• Want to save money on bird food? Make your own. Recently we made homemade suet here at the center for the birds and put it in a coffee cup that is hung by the handle in a tree. This homemade feeder worked great. The birds couldn’t get enough. Here is recipe for the homemade suet:
1 cup suet or lard
1 cup crunchy peanut butter
2 cups quick oats
2 cups yellow cornmeal
1 cup all-purpose flour
1/3 cup sugar
Melt the suet or lard. Mix in other ingredients. Spoon it into suet trays or add to a suet feeder.
• Grow a garden. Planting flowers and vegetables for your own or other’s enjoyment will help beautify the landscape. You will also reap many health benefits, such as receiving vitamin D, which will help your bones and immune system, lower risk of dementia, give a mood boost, provide exercise, and help combat loneliness.
• Recycle. Create storage bins for newspapers, magazines, aluminum cans, plastic, and glass bottles. Etowah and Athens have recycling centers. Call them to find out exactly what they accept.
• Plant a tree or shrub. Clean the air and reduce climate change effects by planting a tree or shrub in your yard or your community. Ask at a nursery which tree or shrubs have the best chance of success in our area. Supporters of Earth Day this year have a goal working toward the 50th anniversary of Earth Day to plant 7.8 million trees to help reduce pollution, increase biodiversity to avoid the loss of species, and help our cities move toward reduction of the use of fossil fuel and become 100% renewable.
• Explore a farmer’s market. The Mennonite farmer’s markets are open now in Englewood, Tellico Plains, and Delano. The farmer’s market in Athens at Market Park will be open from May until October.
• Conserve water.

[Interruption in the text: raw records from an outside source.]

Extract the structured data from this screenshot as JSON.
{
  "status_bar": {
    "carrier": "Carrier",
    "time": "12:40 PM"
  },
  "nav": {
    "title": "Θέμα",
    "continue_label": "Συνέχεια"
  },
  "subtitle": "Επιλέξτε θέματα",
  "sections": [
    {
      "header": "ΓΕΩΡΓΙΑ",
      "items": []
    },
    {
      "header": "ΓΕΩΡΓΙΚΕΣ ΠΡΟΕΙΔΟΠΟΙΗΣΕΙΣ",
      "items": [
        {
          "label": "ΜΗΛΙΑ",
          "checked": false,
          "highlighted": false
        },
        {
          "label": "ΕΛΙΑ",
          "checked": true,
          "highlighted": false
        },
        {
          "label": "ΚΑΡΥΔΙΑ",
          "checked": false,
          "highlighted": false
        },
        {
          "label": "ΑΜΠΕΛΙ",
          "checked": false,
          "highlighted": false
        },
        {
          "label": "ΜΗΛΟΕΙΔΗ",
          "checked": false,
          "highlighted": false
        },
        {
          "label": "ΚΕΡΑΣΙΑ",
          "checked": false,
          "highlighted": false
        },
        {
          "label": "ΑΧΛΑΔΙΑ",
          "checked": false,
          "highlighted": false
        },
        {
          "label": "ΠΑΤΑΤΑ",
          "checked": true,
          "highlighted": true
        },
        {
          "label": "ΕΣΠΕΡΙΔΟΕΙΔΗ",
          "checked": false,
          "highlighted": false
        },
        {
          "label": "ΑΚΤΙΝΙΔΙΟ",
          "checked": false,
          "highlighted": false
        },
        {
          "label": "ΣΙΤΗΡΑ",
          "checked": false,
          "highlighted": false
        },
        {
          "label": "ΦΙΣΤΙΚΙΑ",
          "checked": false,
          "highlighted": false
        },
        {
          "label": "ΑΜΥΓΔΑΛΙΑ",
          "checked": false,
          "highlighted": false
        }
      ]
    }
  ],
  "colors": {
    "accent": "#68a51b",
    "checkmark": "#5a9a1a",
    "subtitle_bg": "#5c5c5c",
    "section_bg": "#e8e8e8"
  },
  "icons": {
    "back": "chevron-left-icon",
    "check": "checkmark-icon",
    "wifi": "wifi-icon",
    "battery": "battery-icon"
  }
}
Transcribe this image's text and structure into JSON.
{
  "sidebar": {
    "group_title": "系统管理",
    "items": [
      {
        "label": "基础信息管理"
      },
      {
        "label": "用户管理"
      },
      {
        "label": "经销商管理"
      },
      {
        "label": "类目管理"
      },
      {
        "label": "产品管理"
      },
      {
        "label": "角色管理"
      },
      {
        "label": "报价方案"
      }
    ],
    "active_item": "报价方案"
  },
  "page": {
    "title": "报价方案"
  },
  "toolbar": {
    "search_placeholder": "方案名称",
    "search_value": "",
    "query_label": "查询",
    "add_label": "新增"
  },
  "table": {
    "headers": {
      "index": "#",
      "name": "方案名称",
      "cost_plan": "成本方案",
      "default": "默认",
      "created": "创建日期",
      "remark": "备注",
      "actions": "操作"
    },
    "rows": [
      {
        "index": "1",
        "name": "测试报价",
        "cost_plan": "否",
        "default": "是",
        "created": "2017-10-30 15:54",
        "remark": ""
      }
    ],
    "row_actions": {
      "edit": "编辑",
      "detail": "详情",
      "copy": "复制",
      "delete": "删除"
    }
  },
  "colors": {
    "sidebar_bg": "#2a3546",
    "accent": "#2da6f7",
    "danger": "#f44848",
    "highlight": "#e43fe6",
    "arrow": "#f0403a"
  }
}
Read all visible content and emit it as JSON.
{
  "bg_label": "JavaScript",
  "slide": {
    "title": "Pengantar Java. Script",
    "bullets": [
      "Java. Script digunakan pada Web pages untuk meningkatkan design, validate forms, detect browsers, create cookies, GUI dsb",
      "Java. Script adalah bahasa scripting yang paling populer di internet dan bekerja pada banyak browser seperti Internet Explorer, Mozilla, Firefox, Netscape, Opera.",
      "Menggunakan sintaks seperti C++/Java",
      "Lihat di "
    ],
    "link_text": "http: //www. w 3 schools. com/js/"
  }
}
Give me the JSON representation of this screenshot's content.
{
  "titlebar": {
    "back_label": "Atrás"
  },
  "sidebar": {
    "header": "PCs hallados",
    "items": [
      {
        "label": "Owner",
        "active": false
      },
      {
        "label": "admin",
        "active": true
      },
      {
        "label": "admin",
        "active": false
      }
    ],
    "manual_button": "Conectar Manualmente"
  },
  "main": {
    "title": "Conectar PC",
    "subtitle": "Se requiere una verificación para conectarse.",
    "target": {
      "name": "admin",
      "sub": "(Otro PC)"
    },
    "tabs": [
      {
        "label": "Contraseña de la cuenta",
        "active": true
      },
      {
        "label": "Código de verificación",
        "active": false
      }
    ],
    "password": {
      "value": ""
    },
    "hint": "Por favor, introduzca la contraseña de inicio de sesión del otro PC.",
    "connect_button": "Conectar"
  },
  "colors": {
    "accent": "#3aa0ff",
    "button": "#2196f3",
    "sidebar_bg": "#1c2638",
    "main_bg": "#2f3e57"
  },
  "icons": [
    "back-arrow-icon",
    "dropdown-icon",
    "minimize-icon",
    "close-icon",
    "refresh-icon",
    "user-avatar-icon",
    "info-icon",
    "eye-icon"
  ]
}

There are so many ways to save water. Take showers instead of baths. Turn off the water until you are ready to rinse. Only do the laundry or use the dishwasher when you have a full load. Collect rain water to water your garden. Water each plant individually instead of the whole garden.
• Help pick up litter. Cleaning a roadway, public park, or a beach will help the earth stay clean.
• Check your house for leaky faucets and pipes. Repair the leak to save water.
• Replace standard light bulbs with LEDs that use much less energy to run and last a lot longer.
• Use reusable grocery bags when you go buy groceries.
• Start a compost bin. Start a pile outside and add vegetable and fruit peeling, egg shells, food scraps, grass clippings, coffee grounds, dry leaves, shredded newspaper, straw, and sawdust. The biodegradable items will turn into rich soil. Making compost and taking recyclables to a recycle center can greatly reduce the amount of junk sent to landfills.
• Use natural beauty products. Products made from commercially-produced ingredients can have a negative impact on the environment. These chemicals end up in the water and air.
This is just a ripple in the water of things we and our senior loved ones can do to celebrate Earth Day and every day in the upcoming year. We know you can think of more things you can do to benefit the earth.
Our senior center is very active with programs to protect our earth. The month of April is Keep America Beautiful Month. To do our part to keep American beautiful, we recycle plastic and paper. We will also continue to recycle aluminum.
We have made several natural health beauty products at the center. We have made lotions, muscle rubs and lip balm, all using natural ingredients. We also have made terrariums. Watch for other workshops in the coming months.
Soon we will begin to once again have indoor activities. Watch this article for upcoming dates.
Sue Walker is the executive director of the Etowah Area Senior Citizens Center. She may be reached by calling 423-781-7632.